With Haliburton on the court, the Pacers high-octane offense hums at a 116.2 offensive rating. That’s a top-10 offense. When Haliburton sits, Indiana falls off to an offensive rating 110.3. That mark would rank only above offensively-inept Charlotte and Houston.
If Haliburton stays healthy, and the Pacers get back to pushing the ball (they’ve fallen off a bit in pace over the last couple of months), Indiana can make a Play-In run. The five-out lineups featuring four guards around Myles Turner are just weird enough to give a team fits in the pseudo-single-elimination style of the Play-In Tournament. Kind of like one of those quirky mid majors who pulls off an upset in the NCAA Tournament in March.

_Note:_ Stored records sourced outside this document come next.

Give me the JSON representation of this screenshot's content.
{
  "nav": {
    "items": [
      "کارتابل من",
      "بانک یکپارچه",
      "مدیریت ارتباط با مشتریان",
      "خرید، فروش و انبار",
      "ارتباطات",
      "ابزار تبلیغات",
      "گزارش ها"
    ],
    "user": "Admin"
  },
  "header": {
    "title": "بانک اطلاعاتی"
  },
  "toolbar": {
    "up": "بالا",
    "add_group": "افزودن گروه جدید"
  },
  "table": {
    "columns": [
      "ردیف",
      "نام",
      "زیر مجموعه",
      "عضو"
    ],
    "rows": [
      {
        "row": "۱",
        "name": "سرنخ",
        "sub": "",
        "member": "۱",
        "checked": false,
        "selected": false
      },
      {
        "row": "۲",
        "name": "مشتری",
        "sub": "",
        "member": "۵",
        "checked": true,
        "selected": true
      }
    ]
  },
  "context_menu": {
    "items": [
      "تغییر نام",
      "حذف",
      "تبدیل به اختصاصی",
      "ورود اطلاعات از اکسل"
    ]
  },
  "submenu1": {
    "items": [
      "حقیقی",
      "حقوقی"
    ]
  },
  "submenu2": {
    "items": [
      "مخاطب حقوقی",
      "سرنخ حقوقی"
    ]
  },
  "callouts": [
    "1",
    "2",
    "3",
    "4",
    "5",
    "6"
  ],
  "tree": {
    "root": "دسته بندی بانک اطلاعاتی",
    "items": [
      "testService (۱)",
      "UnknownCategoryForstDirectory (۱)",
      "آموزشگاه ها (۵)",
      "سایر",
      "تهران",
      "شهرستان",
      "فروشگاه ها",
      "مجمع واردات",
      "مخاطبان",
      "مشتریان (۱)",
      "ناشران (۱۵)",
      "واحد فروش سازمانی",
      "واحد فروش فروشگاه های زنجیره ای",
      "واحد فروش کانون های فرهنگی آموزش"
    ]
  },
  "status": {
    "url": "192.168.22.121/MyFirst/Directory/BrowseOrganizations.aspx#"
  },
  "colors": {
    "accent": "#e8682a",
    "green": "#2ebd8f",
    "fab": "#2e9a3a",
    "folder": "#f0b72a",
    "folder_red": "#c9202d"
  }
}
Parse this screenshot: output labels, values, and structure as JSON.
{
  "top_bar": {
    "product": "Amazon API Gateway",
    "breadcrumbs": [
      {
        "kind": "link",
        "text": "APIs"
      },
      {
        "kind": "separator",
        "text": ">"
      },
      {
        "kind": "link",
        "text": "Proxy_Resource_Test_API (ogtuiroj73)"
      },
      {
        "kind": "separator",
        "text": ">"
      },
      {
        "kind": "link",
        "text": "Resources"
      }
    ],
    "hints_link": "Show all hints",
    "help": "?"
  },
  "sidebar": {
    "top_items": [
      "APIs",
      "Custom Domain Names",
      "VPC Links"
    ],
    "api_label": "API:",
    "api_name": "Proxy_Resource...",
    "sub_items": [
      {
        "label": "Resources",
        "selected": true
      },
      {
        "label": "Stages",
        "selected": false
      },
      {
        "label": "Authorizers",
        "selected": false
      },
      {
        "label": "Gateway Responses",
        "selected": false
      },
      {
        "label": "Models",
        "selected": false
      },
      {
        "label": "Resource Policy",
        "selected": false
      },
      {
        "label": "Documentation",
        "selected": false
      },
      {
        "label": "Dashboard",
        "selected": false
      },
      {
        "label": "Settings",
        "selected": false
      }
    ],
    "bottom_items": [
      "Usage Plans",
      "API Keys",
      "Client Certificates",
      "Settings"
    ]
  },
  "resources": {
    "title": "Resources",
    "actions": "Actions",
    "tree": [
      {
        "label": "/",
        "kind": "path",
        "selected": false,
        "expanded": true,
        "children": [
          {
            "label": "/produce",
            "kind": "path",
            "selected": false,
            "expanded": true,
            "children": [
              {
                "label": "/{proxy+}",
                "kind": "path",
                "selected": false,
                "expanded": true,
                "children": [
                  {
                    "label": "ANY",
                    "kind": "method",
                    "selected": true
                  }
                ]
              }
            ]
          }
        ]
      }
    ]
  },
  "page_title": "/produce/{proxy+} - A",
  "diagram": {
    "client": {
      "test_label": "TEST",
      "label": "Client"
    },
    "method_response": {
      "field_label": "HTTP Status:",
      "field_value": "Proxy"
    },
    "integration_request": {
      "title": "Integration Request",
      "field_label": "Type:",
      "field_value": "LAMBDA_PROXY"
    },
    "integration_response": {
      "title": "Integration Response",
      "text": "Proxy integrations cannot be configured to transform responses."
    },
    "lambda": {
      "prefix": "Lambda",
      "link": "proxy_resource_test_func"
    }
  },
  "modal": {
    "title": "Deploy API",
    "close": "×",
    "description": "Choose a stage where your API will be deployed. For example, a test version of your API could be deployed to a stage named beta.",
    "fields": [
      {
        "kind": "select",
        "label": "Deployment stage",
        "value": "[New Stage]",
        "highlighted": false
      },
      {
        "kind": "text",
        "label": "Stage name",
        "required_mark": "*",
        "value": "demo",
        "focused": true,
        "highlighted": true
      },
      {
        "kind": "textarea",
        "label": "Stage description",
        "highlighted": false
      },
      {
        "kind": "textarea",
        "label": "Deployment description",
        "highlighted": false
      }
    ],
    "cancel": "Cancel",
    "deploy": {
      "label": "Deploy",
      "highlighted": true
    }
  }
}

Some things to watch for: On offense, the Pacers need the threes to fall and they need to take care of the ball. They take a lot of threes, but honestly should take even more. Lean all the way in and let if fly. Also, part of Rick Carlisle’s putting the brakes on the run-and-gun show was driven by a turnover rate that was pushing near the bottom of the league. Having Haliburton back should help with that, but everyone needs to prove to the coach that they should get back to running more.
On defense, Indiana has to figure out a way to rebound with the small lineups on the floor, and they have to cut back on their fouling. They bleed points by giving up the most free throws per game in the NBA, when you adjust for pace.
You didn’t think you were getting out of here without a mention of the Lakers, did you? Of course not! But it’s for a good reason: their roster finally makes sense.
After nearly 60 games of sometimes LeBron James and sometimes Anthony Davis surrounded by a bunch of guys under 6’6, the Lakers have roster balance. That’s what their trade season moves brought them. The big question: Was it too late?
Yes, Los Angeles is only 3.5 games out of the sixth seed, otherwise known as the final assured playoff spot. That’s really not too bad!
The problem? Los Angeles is in 13th place in the Western Conference and there are six teams between them and that sixth seed.
To get to even a .500 record, and potentially in the mix for a top-6 seed, the Lakers will have to finish 14-9. That’s a .609 winning percentage. That’s a rate the Lakers have won at exactly once in the past 11 years: their title-winning season in the bubble in 2020.
That’s quite the uphill battle. But making the Play-In Tournament isn’t nearly as daunting. The Lakers only need to pass three teams to get there and the three teams in front of them aren’t exactly a murder’s row. The Oklahoma City Thunder and Utah Jazz could pivot towards development after making deadline deals that lean in that direction. That leaves just the Portland Trail Blazers, who have been wildly inconsistent all season.
We really can’t draw a whole lot from the Lakers’ season-long stats, as they aren’t anything resembling the team they are now. They’ll presumably continue to draw a lot of free throws, while giving up barely any. Thanks, all-time leading scorer in NBA history! They’ll also probably continue to play pretty fast, as the deadline added some players who like to get up and down the floor.
Because it’s James and Davis leading a roster that now resembles an actual basketball team, Los Angeles is pretty dangerous. In the pseudo-single-elimination style of the Play-In Tournament, those two are enough to win a game or two almost by themselves. Then, if you’re Denver or Memphis, your reward for a wonderful regular season becomes a two-week, seven-game battle against LeBron James, Anthony Davis and a potentially sneaky-good playoff roster.